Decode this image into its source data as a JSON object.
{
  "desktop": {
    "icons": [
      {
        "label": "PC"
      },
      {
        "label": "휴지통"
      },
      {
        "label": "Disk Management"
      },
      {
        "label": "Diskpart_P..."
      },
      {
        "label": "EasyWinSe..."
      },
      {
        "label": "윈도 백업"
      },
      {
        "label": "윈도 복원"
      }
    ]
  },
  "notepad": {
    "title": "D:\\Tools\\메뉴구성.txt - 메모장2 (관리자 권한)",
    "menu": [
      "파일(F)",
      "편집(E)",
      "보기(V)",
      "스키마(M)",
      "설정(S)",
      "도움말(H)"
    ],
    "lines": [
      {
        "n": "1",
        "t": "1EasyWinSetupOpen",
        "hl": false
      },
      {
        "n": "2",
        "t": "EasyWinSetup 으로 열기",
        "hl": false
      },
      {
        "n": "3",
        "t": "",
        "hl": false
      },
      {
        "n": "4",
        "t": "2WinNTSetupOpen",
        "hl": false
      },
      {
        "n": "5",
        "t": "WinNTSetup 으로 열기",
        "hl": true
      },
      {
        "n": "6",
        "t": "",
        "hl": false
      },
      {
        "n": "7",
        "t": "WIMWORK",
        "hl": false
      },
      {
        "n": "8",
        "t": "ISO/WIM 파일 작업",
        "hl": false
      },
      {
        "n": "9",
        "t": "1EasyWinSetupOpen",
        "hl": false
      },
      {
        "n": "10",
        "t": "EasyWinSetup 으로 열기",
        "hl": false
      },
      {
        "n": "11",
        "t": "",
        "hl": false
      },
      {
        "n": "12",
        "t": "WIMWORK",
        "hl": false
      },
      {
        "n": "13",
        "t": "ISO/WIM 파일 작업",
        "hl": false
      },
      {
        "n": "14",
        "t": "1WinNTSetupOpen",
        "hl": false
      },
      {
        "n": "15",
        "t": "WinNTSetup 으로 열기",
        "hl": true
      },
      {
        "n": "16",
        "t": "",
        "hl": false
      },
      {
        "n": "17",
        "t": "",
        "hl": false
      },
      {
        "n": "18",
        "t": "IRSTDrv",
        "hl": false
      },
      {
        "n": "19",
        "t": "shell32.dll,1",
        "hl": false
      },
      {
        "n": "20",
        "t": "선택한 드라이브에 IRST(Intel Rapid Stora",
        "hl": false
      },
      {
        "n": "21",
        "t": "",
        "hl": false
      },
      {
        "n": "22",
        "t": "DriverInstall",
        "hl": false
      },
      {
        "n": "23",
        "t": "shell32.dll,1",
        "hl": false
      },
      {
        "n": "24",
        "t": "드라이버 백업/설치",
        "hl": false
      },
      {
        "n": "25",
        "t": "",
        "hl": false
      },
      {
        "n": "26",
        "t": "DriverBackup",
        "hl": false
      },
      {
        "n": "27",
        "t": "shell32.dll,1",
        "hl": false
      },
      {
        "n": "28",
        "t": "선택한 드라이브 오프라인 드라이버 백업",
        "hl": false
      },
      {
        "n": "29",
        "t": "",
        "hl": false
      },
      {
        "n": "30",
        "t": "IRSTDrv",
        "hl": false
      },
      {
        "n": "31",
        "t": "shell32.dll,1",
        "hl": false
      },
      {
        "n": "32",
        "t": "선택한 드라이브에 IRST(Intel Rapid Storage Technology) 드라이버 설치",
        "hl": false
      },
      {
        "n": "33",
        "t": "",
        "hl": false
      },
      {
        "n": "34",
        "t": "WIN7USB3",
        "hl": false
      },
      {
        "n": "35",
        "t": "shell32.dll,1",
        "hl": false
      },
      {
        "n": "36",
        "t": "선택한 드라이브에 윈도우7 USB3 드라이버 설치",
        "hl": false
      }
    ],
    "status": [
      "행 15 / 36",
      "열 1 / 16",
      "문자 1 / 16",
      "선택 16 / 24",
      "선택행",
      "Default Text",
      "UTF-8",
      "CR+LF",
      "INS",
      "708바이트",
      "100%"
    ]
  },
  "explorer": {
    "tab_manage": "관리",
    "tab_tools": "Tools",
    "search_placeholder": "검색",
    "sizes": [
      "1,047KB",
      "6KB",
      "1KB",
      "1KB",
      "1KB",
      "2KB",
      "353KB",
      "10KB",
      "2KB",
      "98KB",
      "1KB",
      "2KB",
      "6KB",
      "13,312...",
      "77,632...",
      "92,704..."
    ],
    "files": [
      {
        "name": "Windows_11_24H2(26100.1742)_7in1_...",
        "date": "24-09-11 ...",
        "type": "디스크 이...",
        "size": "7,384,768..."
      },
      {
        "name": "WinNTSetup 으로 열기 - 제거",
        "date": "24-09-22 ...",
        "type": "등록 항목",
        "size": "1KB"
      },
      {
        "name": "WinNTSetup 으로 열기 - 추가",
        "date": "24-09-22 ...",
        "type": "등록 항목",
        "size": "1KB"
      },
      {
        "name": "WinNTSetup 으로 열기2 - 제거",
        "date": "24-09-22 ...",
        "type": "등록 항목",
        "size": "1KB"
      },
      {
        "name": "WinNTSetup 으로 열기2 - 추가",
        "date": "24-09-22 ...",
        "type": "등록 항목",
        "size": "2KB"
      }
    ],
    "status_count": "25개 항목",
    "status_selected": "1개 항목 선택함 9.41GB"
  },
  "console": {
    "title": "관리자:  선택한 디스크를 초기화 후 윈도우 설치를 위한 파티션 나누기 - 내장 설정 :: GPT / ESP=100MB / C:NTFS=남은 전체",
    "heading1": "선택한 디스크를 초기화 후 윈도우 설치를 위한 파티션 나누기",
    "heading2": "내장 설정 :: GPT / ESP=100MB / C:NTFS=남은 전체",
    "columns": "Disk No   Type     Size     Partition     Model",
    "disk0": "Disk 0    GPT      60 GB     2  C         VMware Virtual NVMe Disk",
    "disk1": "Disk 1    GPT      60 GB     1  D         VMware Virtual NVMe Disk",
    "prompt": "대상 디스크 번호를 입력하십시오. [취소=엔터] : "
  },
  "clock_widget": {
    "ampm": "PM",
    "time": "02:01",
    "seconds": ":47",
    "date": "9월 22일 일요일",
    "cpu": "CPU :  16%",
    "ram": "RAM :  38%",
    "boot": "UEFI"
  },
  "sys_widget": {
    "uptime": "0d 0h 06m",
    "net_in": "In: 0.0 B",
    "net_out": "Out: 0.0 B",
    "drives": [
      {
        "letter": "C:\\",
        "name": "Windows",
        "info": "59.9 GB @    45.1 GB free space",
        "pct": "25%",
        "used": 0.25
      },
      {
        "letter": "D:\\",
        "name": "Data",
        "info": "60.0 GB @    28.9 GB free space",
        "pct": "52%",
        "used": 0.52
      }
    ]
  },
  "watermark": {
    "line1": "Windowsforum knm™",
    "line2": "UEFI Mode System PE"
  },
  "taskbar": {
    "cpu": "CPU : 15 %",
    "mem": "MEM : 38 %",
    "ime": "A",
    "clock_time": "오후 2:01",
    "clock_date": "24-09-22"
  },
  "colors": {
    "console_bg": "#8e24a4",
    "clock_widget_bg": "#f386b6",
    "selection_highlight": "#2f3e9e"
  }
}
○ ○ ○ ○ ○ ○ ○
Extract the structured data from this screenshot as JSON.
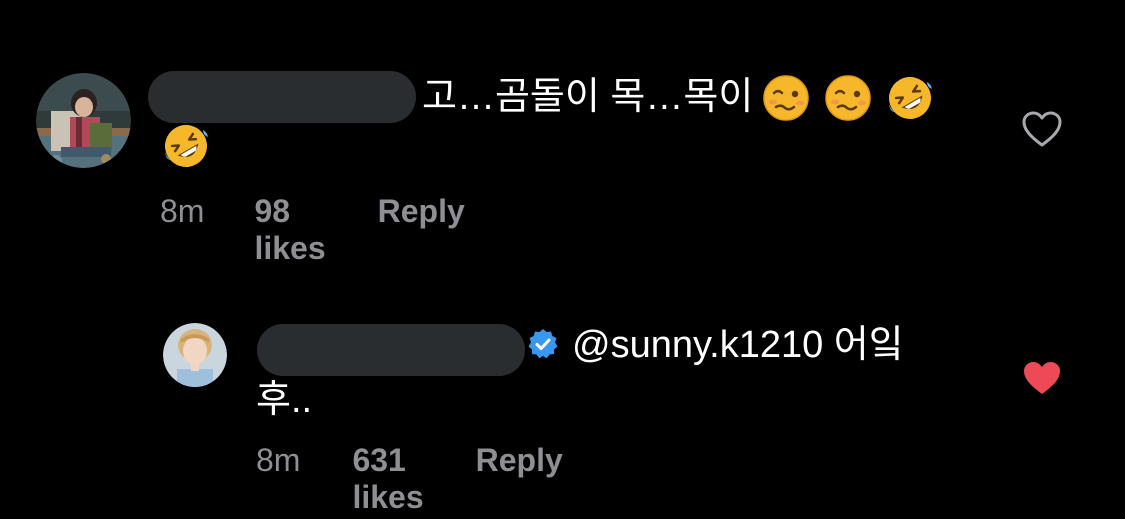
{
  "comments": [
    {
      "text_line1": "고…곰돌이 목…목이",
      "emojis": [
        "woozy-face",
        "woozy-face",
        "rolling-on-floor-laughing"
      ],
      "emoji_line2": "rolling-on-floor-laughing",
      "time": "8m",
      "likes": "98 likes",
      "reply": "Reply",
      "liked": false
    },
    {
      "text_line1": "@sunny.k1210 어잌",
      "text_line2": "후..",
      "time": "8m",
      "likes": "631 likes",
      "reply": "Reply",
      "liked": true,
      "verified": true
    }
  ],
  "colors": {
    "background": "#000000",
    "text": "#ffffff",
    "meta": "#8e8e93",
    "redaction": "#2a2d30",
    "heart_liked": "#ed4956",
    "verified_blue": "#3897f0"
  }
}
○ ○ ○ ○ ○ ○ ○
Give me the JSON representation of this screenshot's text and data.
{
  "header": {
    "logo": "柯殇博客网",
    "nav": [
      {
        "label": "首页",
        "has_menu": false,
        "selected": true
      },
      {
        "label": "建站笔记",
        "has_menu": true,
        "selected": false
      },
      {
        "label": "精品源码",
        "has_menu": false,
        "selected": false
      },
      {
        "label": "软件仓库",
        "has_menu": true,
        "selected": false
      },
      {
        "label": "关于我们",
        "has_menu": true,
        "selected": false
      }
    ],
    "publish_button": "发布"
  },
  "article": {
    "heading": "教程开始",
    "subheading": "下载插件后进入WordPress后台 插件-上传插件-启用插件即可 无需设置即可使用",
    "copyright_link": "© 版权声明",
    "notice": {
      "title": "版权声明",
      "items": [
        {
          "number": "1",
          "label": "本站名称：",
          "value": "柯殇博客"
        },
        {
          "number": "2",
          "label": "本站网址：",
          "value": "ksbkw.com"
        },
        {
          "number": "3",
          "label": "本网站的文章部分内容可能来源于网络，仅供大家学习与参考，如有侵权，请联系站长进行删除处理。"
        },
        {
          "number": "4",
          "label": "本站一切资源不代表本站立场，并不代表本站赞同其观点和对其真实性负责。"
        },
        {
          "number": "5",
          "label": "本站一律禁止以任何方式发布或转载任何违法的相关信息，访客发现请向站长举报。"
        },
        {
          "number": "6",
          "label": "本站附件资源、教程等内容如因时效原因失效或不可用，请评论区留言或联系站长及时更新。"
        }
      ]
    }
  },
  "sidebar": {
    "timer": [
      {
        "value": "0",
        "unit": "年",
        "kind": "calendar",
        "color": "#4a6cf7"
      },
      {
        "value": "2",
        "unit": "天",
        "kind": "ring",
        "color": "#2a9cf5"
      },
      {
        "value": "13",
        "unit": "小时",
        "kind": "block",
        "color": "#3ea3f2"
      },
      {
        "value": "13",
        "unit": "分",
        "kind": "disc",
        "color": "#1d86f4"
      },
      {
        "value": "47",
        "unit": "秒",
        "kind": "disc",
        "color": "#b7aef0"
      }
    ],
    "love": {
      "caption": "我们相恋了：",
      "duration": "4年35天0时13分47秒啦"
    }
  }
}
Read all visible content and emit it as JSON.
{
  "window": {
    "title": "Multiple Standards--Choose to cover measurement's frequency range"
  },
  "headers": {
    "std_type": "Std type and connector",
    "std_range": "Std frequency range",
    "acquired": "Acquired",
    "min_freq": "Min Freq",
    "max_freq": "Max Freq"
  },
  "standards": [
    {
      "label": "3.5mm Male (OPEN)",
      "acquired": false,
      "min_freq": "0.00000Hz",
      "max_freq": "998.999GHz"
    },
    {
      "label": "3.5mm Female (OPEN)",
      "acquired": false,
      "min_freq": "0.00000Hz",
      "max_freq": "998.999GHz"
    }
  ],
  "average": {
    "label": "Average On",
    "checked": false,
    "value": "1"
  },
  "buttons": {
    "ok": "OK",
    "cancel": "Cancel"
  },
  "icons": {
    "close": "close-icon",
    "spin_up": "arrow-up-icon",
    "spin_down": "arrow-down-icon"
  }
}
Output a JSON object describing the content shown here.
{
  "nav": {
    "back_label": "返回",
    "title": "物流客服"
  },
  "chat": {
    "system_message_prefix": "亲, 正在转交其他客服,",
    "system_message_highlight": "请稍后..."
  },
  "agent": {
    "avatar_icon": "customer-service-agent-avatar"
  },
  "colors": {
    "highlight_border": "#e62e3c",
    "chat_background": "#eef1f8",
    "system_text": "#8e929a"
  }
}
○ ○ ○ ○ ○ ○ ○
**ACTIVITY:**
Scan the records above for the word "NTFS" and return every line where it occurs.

**FINISHED EXERCISE:**
    "title": "관리자:  선택한 디스크를 초기화 후 윈도우 설치를 위한 파티션 나누기 - 내장 설정 :: GPT / ESP=100MB / C:NTFS=남은 전체",
    "heading2": "내장 설정 :: GPT / ESP=100MB / C:NTFS=남은 전체",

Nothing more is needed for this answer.